Dark Matter, Mankind, and Anthropic Cosmology
Suddenly, anthropic cosmology--which speculates on the relationship between scientific law and human life--is all the rage. David Darling's Deep Time (reviewed above) takes a self-consciously lyrical look at the field; here, Gribbin (In Search of Schrodinger's Cat, 1984, etc.) and astronomer Rees opt for a more nuts-and-bolts approach. The coauthors scamper across much of the newest turf in astrophysics and particle physics. Their main concern is to identify the nature of the "dark matter" that permeates the universe, and whose gravitational pull keeps the cosmos "balanced on a knife edge between being open and closed." This search for dark matter leads into dizzying tours through "the geography of the universe"--quasars, gravity lenses, cosmic strings, et al.--and the microcosmic "particle zoo." Since dark matter "controls the structure and eventual fate of the Universe," it also creates conditions that favor human life.

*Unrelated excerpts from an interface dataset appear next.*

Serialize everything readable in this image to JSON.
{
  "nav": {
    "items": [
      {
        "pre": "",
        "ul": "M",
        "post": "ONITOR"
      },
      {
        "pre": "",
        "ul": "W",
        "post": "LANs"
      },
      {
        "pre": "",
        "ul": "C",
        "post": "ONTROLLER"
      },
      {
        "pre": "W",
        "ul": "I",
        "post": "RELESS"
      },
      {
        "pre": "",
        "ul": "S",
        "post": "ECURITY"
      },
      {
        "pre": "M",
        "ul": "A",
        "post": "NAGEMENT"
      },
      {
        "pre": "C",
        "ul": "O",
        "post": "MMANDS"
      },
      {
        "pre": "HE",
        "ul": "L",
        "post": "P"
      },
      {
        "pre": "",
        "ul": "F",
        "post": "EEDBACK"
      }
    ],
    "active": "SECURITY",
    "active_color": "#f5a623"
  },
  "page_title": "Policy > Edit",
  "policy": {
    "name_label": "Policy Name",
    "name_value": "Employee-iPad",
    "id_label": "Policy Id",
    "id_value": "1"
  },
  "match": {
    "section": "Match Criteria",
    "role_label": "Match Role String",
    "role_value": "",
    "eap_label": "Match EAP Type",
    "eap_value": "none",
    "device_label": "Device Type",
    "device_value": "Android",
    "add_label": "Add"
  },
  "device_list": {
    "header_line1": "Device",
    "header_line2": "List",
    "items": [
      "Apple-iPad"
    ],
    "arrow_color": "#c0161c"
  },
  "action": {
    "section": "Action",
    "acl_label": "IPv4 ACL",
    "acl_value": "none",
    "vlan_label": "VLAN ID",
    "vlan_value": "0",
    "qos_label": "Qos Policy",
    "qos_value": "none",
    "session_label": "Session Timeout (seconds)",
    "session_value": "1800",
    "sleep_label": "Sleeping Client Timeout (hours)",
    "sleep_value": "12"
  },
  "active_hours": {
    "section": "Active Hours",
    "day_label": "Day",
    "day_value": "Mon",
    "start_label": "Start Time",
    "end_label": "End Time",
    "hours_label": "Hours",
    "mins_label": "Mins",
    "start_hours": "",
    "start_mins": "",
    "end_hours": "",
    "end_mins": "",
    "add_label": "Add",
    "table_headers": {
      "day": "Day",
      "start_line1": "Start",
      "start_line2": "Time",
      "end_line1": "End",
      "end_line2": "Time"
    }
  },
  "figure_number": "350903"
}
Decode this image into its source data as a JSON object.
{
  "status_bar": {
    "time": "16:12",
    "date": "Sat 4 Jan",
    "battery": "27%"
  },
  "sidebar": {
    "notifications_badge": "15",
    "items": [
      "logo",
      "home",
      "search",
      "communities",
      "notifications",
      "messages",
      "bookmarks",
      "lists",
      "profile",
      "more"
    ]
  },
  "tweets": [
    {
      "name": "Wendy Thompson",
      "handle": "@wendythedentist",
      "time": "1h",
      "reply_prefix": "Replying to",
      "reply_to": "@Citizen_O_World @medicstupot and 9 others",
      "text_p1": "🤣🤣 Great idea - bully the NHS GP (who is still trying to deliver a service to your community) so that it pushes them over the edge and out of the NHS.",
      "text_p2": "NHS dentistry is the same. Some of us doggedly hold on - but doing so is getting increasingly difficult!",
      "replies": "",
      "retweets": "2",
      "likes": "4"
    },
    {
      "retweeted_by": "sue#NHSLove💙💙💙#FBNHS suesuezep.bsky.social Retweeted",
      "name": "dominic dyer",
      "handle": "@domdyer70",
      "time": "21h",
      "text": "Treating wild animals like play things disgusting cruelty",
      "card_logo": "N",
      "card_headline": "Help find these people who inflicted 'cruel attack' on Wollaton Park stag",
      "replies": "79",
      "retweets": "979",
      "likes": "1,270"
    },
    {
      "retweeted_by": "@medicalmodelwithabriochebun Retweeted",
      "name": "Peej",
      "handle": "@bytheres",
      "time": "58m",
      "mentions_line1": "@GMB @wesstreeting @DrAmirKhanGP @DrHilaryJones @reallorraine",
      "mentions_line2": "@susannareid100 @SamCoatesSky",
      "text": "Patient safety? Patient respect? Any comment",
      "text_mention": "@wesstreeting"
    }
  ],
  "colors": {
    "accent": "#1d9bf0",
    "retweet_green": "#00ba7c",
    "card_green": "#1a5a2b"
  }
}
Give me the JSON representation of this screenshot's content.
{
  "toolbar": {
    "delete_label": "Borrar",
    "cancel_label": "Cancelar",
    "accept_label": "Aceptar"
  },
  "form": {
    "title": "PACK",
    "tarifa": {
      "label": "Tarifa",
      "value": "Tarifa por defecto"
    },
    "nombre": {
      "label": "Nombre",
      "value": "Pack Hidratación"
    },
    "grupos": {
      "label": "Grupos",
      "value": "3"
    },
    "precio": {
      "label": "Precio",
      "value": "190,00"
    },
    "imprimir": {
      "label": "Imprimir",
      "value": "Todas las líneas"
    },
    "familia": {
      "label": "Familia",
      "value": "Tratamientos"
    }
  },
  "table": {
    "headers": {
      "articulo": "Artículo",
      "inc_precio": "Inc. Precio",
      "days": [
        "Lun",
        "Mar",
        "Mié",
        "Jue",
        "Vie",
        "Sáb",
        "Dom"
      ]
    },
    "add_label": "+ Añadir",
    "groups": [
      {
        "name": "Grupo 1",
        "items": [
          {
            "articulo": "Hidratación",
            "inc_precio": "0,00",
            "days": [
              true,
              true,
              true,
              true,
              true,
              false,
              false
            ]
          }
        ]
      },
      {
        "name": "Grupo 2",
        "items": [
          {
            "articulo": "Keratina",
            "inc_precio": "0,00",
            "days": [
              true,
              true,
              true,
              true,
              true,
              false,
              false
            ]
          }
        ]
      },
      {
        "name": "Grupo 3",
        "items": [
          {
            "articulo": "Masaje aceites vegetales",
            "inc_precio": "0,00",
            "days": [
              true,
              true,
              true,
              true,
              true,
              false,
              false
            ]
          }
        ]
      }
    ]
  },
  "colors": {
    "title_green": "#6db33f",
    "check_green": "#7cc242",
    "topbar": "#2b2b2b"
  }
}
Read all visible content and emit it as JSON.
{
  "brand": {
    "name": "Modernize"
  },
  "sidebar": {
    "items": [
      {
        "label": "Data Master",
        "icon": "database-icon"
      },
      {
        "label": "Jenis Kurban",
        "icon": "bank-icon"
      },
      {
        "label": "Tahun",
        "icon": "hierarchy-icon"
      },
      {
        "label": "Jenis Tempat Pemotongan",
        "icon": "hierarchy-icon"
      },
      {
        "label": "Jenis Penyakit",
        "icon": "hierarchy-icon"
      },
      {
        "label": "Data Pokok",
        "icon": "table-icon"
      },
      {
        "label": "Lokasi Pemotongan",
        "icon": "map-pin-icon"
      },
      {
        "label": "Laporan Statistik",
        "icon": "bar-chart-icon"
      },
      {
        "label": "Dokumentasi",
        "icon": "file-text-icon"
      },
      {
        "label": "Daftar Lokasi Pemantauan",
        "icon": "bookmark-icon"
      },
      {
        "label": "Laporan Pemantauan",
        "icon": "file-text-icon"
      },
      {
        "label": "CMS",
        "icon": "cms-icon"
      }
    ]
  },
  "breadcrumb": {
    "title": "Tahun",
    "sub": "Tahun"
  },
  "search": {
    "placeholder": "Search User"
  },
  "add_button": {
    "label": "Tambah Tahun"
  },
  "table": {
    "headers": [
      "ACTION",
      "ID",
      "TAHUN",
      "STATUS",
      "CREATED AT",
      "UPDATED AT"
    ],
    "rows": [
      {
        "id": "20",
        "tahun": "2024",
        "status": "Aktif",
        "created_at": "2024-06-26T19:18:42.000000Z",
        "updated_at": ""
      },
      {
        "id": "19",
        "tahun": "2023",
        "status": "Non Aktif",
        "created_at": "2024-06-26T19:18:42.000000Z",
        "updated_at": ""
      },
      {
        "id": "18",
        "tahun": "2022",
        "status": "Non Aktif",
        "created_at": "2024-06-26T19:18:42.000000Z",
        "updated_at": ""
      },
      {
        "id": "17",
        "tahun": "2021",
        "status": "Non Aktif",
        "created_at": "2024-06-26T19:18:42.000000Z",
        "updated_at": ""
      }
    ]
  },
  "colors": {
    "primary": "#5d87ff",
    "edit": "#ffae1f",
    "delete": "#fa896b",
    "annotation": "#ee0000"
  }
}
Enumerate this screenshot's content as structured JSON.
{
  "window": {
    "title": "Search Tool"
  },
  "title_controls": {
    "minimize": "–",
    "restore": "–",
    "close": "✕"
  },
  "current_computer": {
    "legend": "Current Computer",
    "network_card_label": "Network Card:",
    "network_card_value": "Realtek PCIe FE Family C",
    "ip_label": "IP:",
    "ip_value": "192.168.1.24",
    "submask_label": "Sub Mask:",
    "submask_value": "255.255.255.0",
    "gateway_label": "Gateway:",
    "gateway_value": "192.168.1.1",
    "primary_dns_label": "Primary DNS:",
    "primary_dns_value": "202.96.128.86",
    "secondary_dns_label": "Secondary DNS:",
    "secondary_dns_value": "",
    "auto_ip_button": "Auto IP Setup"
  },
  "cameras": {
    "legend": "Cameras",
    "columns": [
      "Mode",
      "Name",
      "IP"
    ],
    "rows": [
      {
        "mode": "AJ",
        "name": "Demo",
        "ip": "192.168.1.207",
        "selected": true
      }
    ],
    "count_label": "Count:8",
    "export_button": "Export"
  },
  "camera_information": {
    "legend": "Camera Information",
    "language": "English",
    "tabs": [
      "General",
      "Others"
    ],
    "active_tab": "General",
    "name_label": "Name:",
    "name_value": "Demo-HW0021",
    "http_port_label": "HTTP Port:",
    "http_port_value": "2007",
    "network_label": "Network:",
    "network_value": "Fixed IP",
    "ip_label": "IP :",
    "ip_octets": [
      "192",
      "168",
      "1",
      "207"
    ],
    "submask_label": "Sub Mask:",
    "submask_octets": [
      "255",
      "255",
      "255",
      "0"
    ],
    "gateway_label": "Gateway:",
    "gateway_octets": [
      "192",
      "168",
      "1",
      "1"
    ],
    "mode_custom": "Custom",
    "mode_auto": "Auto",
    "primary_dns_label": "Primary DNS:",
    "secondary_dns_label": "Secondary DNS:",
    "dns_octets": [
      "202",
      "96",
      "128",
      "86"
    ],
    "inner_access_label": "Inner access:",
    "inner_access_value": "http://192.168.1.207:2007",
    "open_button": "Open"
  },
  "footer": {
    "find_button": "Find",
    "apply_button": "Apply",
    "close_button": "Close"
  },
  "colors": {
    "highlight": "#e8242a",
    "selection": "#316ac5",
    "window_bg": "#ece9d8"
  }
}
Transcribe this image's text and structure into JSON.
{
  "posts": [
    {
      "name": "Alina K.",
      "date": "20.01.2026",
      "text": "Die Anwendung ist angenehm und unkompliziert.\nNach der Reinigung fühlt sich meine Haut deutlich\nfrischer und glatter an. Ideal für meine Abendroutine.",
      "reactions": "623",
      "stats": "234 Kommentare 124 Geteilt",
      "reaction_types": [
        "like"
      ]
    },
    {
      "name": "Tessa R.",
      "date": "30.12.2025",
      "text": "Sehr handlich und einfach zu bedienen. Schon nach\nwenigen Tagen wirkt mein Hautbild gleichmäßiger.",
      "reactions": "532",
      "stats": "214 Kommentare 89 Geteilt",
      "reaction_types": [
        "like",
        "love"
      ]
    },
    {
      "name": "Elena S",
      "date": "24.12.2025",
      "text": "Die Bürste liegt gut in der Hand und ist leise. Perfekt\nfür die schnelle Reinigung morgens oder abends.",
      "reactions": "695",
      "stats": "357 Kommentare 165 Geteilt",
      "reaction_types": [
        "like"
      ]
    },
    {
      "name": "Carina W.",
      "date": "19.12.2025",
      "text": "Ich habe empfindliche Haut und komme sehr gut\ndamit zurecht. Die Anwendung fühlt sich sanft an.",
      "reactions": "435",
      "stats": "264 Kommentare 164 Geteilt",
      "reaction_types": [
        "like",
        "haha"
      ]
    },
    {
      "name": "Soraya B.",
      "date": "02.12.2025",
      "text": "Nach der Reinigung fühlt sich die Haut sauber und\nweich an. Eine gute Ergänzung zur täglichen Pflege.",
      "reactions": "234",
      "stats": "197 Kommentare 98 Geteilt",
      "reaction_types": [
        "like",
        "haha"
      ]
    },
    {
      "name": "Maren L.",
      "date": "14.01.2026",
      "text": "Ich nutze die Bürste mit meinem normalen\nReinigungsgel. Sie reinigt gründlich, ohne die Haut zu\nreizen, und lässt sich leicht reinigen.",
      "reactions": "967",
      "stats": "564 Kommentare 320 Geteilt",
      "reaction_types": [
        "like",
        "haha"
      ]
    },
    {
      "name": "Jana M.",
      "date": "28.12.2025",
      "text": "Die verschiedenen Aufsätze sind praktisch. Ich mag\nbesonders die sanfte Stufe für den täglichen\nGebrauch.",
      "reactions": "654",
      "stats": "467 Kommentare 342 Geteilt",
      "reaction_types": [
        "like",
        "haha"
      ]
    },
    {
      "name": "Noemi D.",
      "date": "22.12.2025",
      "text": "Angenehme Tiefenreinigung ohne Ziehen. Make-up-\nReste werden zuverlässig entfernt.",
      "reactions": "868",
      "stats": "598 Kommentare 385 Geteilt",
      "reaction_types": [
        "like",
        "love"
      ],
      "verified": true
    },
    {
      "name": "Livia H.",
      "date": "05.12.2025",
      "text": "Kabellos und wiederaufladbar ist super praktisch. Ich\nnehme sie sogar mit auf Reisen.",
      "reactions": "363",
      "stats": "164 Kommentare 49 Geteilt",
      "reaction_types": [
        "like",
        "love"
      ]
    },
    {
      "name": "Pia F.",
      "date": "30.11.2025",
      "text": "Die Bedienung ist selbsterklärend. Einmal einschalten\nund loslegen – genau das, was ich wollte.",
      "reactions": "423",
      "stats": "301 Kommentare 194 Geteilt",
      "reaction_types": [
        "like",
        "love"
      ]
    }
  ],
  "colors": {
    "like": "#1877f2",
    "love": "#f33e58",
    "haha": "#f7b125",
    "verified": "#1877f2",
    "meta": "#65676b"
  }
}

The authors note that other physical events--the precise balance between nuclear, electrical, and gravitational forces; the homogeneity of the universe--also seem eerily conducive to human life. Coincidence or design? These orthodox scientists plump for the former, positing a vast number of universes, one of which--our own--just by chance gave birth to us all. The aforementioned conclusion is the book's Achilles' heel--neither Gribbin nor Rees is an accomplished philosopher, and in constructing their views on human life, they lean heavily on the most recent (and quite possibly evanescent) theories. When they're writing about what they know, however, they can knock your socks off. A heady introduction to a complex subject.